[Activity] Search the material for "Example" and show all lines that contain it.
--- START ---
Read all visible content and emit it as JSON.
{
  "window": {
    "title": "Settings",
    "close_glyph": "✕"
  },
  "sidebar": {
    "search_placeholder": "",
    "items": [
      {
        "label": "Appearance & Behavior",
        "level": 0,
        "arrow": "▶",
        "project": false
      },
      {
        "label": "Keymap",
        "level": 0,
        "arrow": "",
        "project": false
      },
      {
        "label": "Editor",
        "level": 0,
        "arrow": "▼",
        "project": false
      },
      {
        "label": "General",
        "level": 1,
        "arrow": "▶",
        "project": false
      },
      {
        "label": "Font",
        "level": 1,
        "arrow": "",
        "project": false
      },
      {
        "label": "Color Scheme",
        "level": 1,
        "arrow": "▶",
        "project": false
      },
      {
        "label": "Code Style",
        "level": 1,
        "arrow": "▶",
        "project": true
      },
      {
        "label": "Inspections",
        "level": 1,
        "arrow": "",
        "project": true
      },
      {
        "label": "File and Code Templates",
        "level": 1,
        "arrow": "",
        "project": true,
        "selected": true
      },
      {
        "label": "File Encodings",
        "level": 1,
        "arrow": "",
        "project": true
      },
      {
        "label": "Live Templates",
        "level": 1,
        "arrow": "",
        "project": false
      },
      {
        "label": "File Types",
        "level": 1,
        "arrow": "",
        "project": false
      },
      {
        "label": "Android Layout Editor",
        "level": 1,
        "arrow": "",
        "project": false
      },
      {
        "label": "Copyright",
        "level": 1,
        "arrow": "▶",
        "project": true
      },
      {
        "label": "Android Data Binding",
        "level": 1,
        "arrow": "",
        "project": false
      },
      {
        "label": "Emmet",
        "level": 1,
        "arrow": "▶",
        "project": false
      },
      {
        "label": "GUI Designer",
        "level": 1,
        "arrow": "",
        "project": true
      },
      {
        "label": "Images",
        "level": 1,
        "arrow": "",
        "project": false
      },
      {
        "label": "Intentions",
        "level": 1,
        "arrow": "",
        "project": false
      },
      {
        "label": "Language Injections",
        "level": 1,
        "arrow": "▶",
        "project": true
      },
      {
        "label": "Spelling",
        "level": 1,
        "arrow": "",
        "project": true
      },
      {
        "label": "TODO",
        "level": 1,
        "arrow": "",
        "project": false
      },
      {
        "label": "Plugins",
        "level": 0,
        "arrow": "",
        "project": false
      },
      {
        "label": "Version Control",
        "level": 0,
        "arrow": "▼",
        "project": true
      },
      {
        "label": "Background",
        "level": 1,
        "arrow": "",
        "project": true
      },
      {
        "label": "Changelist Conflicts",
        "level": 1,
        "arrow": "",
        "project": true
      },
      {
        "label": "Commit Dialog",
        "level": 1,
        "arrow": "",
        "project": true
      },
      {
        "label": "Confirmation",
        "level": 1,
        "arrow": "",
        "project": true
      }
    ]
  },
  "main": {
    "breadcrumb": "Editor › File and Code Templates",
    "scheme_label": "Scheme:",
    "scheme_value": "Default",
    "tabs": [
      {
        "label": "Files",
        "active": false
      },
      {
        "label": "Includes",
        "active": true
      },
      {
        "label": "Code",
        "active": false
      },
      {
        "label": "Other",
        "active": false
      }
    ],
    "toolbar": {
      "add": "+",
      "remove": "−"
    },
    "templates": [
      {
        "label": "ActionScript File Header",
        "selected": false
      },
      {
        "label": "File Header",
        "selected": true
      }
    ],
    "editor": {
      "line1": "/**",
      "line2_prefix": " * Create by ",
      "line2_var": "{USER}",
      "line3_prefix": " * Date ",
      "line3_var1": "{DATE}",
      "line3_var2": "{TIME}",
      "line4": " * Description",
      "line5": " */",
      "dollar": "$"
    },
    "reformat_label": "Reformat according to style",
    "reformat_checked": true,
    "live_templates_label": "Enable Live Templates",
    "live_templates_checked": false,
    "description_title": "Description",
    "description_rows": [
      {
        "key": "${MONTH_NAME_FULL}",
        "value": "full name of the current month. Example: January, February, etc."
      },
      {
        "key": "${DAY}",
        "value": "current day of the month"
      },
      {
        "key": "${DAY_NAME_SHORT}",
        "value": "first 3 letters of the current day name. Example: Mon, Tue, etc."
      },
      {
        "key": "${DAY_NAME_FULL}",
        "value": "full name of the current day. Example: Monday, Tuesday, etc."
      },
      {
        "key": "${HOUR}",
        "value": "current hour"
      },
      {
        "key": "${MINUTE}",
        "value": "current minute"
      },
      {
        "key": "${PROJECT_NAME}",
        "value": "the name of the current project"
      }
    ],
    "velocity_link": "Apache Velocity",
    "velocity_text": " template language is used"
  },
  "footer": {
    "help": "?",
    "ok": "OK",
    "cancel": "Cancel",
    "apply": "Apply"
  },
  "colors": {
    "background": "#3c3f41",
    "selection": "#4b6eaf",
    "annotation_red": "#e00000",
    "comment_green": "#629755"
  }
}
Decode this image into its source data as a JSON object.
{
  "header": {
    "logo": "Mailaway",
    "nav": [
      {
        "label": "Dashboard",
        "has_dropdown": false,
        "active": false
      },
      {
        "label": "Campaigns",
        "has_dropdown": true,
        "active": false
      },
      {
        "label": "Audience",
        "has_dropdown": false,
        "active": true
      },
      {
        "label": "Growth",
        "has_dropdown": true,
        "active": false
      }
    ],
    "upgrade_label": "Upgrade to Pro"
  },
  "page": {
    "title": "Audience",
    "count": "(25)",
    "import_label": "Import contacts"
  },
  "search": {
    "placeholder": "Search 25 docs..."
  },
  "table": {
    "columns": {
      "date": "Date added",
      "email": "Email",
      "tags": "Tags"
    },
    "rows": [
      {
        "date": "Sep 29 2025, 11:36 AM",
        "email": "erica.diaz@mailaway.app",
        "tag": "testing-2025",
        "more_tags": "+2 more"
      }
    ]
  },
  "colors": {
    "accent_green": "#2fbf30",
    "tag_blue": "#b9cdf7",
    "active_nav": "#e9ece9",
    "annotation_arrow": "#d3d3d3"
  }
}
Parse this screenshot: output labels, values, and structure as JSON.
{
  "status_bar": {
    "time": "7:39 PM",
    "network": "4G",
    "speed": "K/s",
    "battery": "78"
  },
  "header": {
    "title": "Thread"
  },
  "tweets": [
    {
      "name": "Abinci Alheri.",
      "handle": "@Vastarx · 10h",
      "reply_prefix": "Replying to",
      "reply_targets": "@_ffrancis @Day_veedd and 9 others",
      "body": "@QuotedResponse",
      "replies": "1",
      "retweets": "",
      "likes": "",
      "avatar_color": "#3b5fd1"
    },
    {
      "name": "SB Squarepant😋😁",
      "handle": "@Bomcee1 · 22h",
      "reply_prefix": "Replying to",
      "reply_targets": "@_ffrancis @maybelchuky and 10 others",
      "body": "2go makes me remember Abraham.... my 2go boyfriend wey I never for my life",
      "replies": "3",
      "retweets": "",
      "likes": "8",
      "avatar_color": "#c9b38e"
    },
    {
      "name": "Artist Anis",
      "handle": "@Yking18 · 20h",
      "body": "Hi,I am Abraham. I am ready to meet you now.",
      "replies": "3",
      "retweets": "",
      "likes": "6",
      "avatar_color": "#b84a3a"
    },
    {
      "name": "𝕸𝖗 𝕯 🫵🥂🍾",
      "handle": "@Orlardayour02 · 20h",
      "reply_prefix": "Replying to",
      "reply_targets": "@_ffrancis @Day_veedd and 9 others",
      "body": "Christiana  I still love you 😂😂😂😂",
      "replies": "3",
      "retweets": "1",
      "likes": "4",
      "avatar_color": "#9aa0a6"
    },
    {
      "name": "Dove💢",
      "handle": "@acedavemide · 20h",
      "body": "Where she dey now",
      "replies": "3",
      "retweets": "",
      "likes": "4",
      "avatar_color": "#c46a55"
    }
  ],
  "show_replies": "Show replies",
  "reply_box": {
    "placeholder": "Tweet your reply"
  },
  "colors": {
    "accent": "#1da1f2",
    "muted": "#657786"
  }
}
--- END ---
[Response to the exercise]
        "value": "full name of the current month. Example: January, February, etc."
        "value": "first 3 letters of the current day name. Example: Mon, Tue, etc."
        "value": "full name of the current day. Example: Monday, Tuesday, etc."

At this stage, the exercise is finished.